Unlawful detainer is the legal term for a lawsuit a landlord files to evict a tenant.
A three-month old baby in Louisiana died in her home from blood loss due to rat bites. The landlord spent FEMA money earmarked to repair the house on something else.
If you find an electrocuted rat in your kitchen stove, odds are that your landlord has breached the implied warranty of habitability in your lease.
The implied warranty of habitability–the landlord’s guarantee that he will provide you a unit with more amenities than a cave or a cardboard box.
The truly bad master tenant collects all of the roommates’ rent and then, for whatever reason, doesn’t pay the landlord. Usually you find out about the problem too late, when you’re being evicted.
A landlord who lives in his own in-law unit is usually so penurious that you can hear him squeak when he tiptoes up to your door to eavesdrop—the ultimate Cheese Ball.
The law provides that you should be able to get your deposit back if you leave the unit in the same condition as you found it, absent reasonable wear and tear.
In California, the landlord does not have to have an invitation, but he does have to give a 24-hour written notice to enter. The notice has to specify the date, the time and reason he wants to enter.

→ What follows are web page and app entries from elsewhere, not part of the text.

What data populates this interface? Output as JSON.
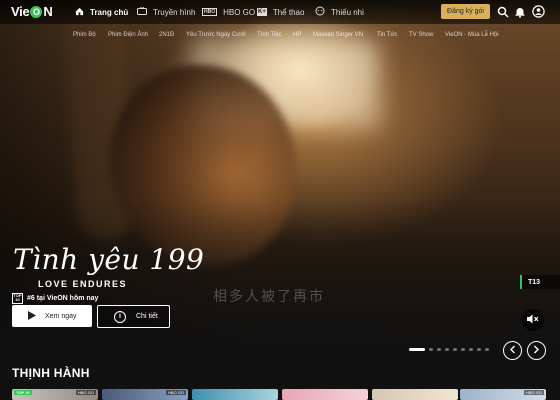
{
  "app": {
    "logo_left": "Vie",
    "logo_circle": "O",
    "logo_right": "N"
  },
  "nav": {
    "items": [
      {
        "label": "Trang chủ",
        "icon": "home-icon"
      },
      {
        "label": "Truyền hình",
        "icon": "tv-icon"
      },
      {
        "label": "HBO GO",
        "icon": "hbo-icon"
      },
      {
        "label": "Thể thao",
        "icon": "sport-icon"
      },
      {
        "label": "Thiếu nhi",
        "icon": "kids-icon"
      }
    ],
    "signup_label": "Đăng ký gói"
  },
  "subnav": {
    "items": [
      "Phim Bộ",
      "Phim Điện Ảnh",
      "2N1Đ",
      "Yêu Trước Ngày Cưới",
      "Tình Tiệc",
      "HP",
      "Masked Singer VN",
      "Tin Tức",
      "TV Show",
      "VieON - Mùa Lễ Hội"
    ]
  },
  "hero": {
    "title": "Tình yêu 199",
    "subtitle": "LOVE ENDURES",
    "rank_icon_text": "TOP 10",
    "rank_text": "#6 tại VieON hôm nay",
    "play_label": "Xem ngay",
    "detail_label": "Chi tiết",
    "age_rating": "T13",
    "overlay_caption": "相多人被了再市",
    "slides_total": 9,
    "slide_active": 1,
    "accent_color": "#3ac25d"
  },
  "trending": {
    "title": "THỊNH HÀNH",
    "items": [
      {
        "tag": "TOP 10",
        "badge": "HBO GO"
      },
      {
        "tag": "",
        "badge": "HBO GO"
      },
      {
        "tag": "",
        "badge": ""
      },
      {
        "tag": "",
        "badge": ""
      },
      {
        "tag": "",
        "badge": ""
      },
      {
        "tag": "",
        "badge": "HBO GO"
      }
    ]
  }
}
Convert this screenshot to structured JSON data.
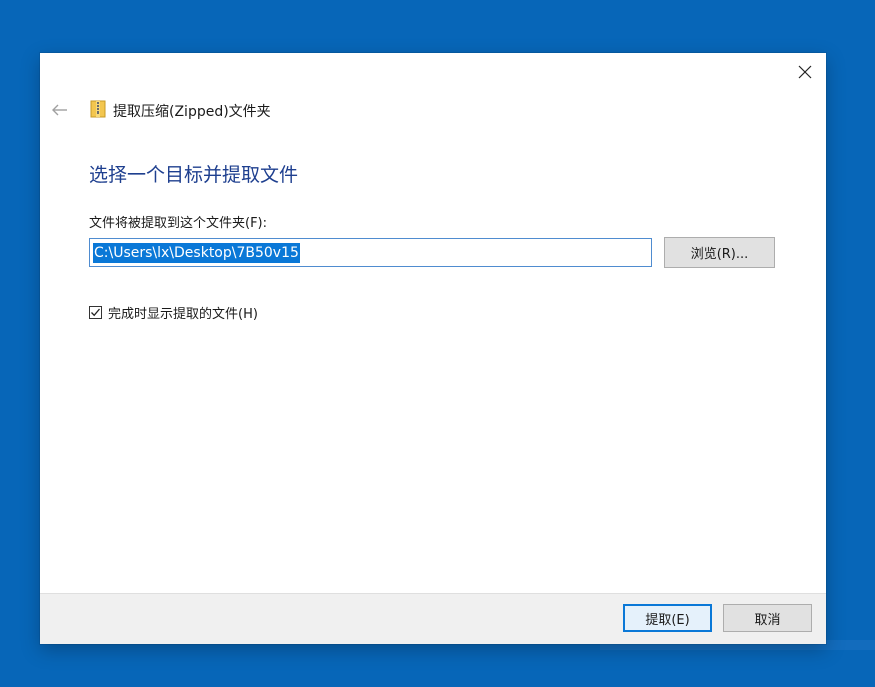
{
  "wizard": {
    "title": "提取压缩(Zipped)文件夹",
    "heading": "选择一个目标并提取文件",
    "field_label": "文件将被提取到这个文件夹(F):",
    "path_value": "C:\\Users\\lx\\Desktop\\7B50v15",
    "browse_label": "浏览(R)...",
    "show_files_label": "完成时显示提取的文件(H)",
    "show_files_checked": true
  },
  "footer": {
    "extract_label": "提取(E)",
    "cancel_label": "取消"
  },
  "icons": {
    "close": "close-icon",
    "back": "back-arrow-icon",
    "folder": "zip-folder-icon",
    "check": "checkmark-icon"
  },
  "colors": {
    "desktop": "#0766b8",
    "accent": "#0a78d7",
    "heading": "#1e3f8f"
  }
}
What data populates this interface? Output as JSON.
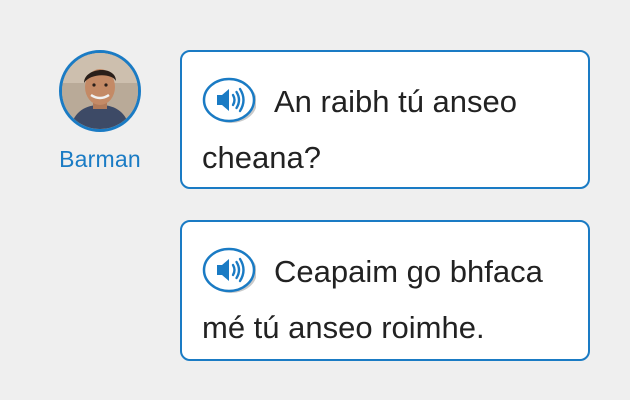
{
  "speaker": {
    "name": "Barman"
  },
  "messages": [
    {
      "text": "An raibh tú anseo cheana?",
      "icon": "speaker-icon"
    },
    {
      "text": "Ceapaim go bhfaca mé tú anseo roimhe.",
      "icon": "speaker-icon"
    }
  ],
  "colors": {
    "accent": "#1a7bc4",
    "background": "#efefef",
    "bubble": "#ffffff",
    "text": "#222222"
  }
}
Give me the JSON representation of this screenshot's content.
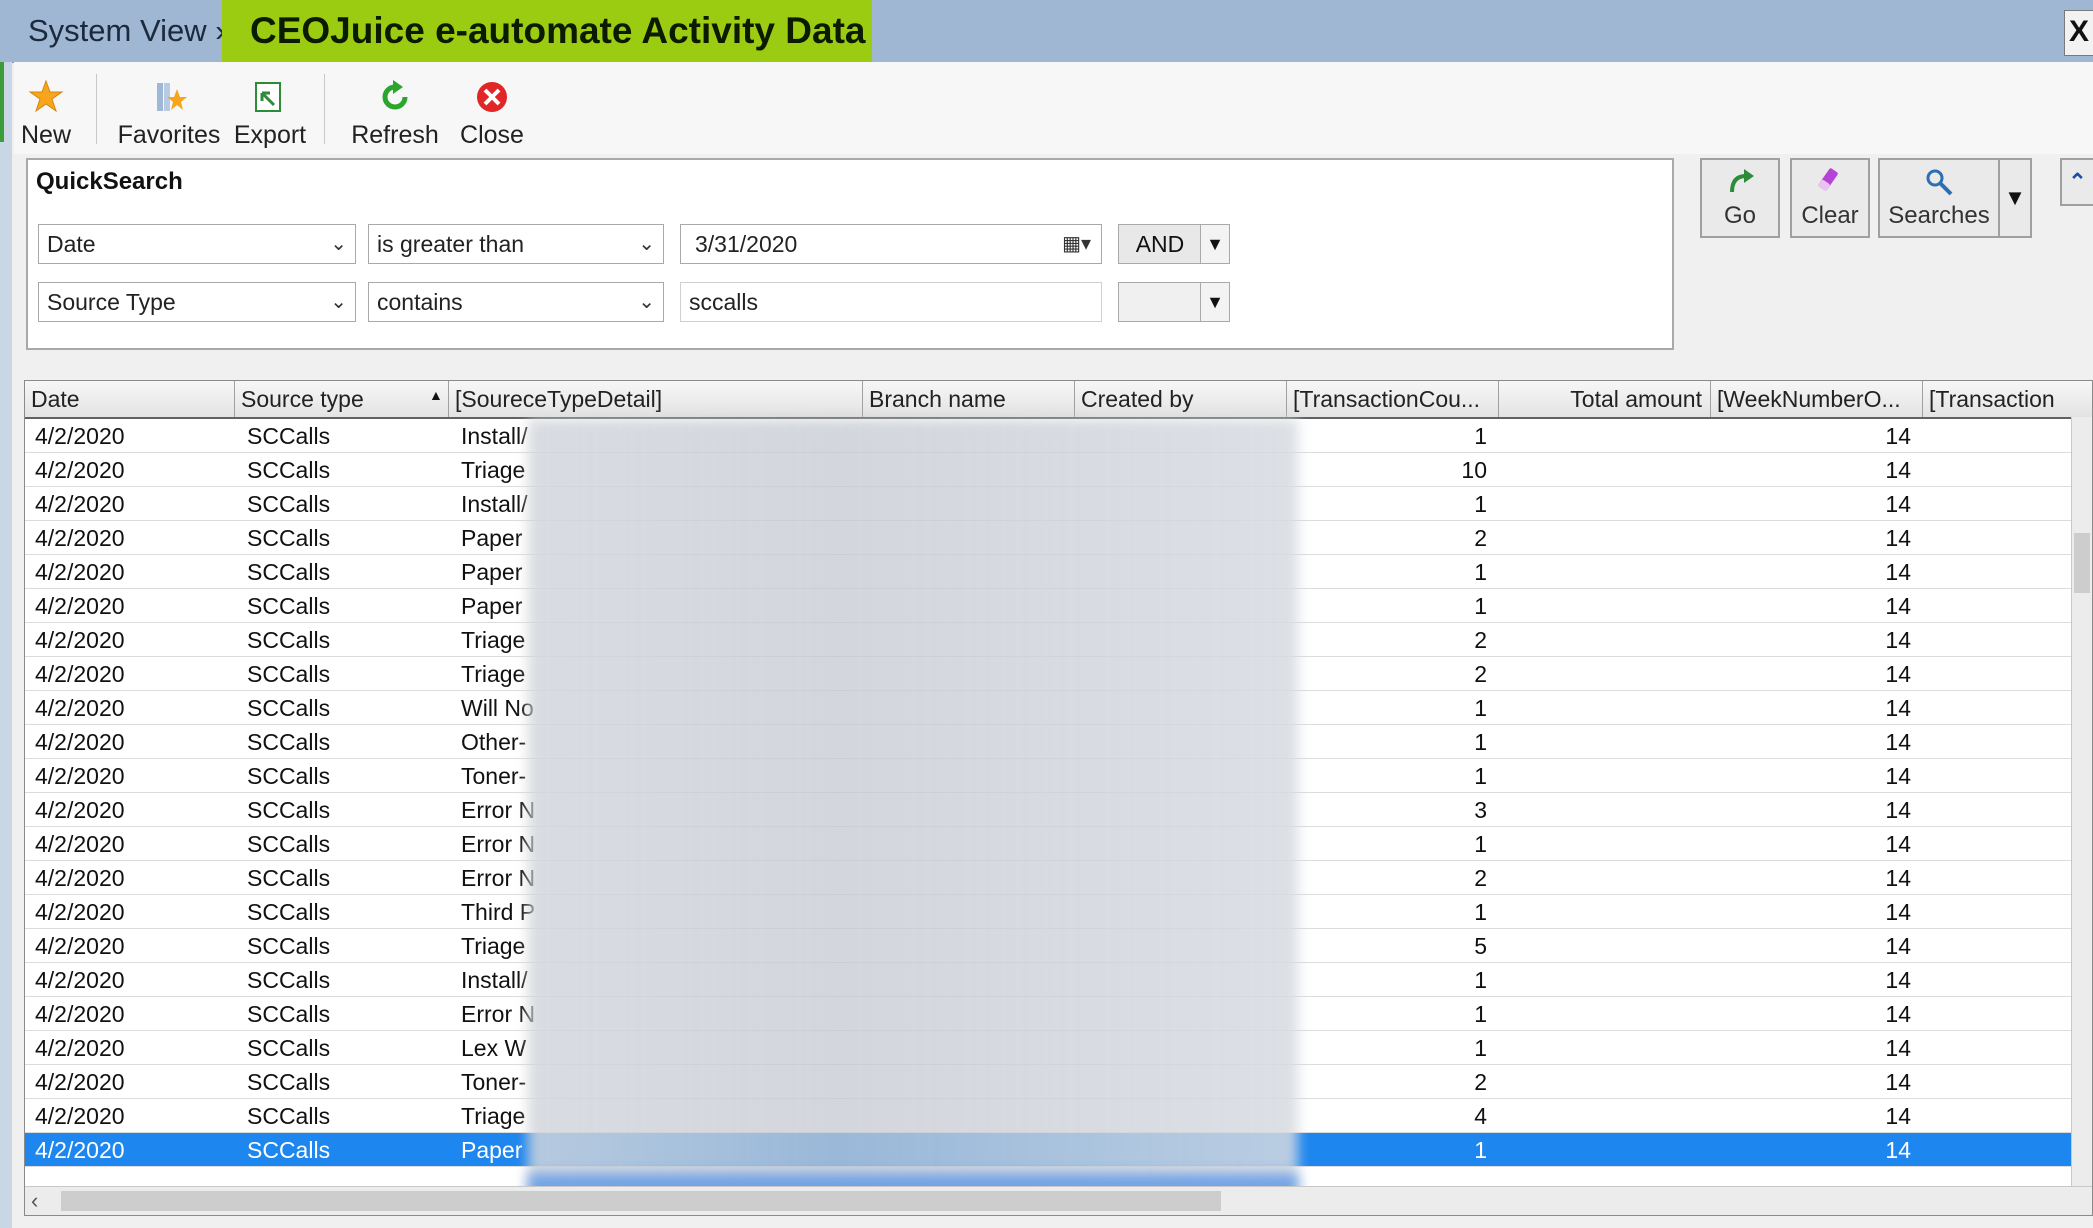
{
  "window": {
    "breadcrumb": "System View »",
    "title": "CEOJuice e-automate Activity Data",
    "close_glyph": "X"
  },
  "toolbar": {
    "new": "New",
    "favorites": "Favorites",
    "export": "Export",
    "refresh": "Refresh",
    "close": "Close"
  },
  "quicksearch": {
    "title": "QuickSearch",
    "row1": {
      "field": "Date",
      "operator": "is greater than",
      "value": "3/31/2020",
      "conjunction": "AND"
    },
    "row2": {
      "field": "Source Type",
      "operator": "contains",
      "value": "sccalls",
      "conjunction": ""
    }
  },
  "actions": {
    "go": "Go",
    "clear": "Clear",
    "searches": "Searches"
  },
  "grid": {
    "columns": [
      "Date",
      "Source type",
      "[SoureceTypeDetail]",
      "Branch name",
      "Created by",
      "[TransactionCou...",
      "Total amount",
      "[WeekNumberO...",
      "[Transaction"
    ],
    "rows": [
      {
        "date": "4/2/2020",
        "source": "SCCalls",
        "detail": "Install/",
        "count": "1",
        "week": "14"
      },
      {
        "date": "4/2/2020",
        "source": "SCCalls",
        "detail": "Triage",
        "count": "10",
        "week": "14"
      },
      {
        "date": "4/2/2020",
        "source": "SCCalls",
        "detail": "Install/",
        "count": "1",
        "week": "14"
      },
      {
        "date": "4/2/2020",
        "source": "SCCalls",
        "detail": "Paper",
        "count": "2",
        "week": "14"
      },
      {
        "date": "4/2/2020",
        "source": "SCCalls",
        "detail": "Paper",
        "count": "1",
        "week": "14"
      },
      {
        "date": "4/2/2020",
        "source": "SCCalls",
        "detail": "Paper",
        "count": "1",
        "week": "14"
      },
      {
        "date": "4/2/2020",
        "source": "SCCalls",
        "detail": "Triage",
        "count": "2",
        "week": "14"
      },
      {
        "date": "4/2/2020",
        "source": "SCCalls",
        "detail": "Triage",
        "count": "2",
        "week": "14"
      },
      {
        "date": "4/2/2020",
        "source": "SCCalls",
        "detail": "Will No",
        "count": "1",
        "week": "14"
      },
      {
        "date": "4/2/2020",
        "source": "SCCalls",
        "detail": "Other-",
        "count": "1",
        "week": "14"
      },
      {
        "date": "4/2/2020",
        "source": "SCCalls",
        "detail": "Toner-",
        "count": "1",
        "week": "14"
      },
      {
        "date": "4/2/2020",
        "source": "SCCalls",
        "detail": "Error N",
        "count": "3",
        "week": "14"
      },
      {
        "date": "4/2/2020",
        "source": "SCCalls",
        "detail": "Error N",
        "count": "1",
        "week": "14"
      },
      {
        "date": "4/2/2020",
        "source": "SCCalls",
        "detail": "Error N",
        "count": "2",
        "week": "14"
      },
      {
        "date": "4/2/2020",
        "source": "SCCalls",
        "detail": "Third P",
        "count": "1",
        "week": "14"
      },
      {
        "date": "4/2/2020",
        "source": "SCCalls",
        "detail": "Triage",
        "count": "5",
        "week": "14"
      },
      {
        "date": "4/2/2020",
        "source": "SCCalls",
        "detail": "Install/",
        "count": "1",
        "week": "14"
      },
      {
        "date": "4/2/2020",
        "source": "SCCalls",
        "detail": "Error N",
        "count": "1",
        "week": "14"
      },
      {
        "date": "4/2/2020",
        "source": "SCCalls",
        "detail": "Lex W",
        "count": "1",
        "week": "14"
      },
      {
        "date": "4/2/2020",
        "source": "SCCalls",
        "detail": "Toner-",
        "count": "2",
        "week": "14"
      },
      {
        "date": "4/2/2020",
        "source": "SCCalls",
        "detail": "Triage",
        "count": "4",
        "week": "14"
      },
      {
        "date": "4/2/2020",
        "source": "SCCalls",
        "detail": "Paper",
        "count": "1",
        "week": "14",
        "selected": true
      }
    ]
  },
  "colors": {
    "title_accent": "#9ccc12",
    "titlebar": "#9fb7d3",
    "selection": "#1e86ef"
  }
}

For over one thousand years dating back to the days of ye olde English estate, landed lords (landlords)could do anything they desired to their tenants because they owned them.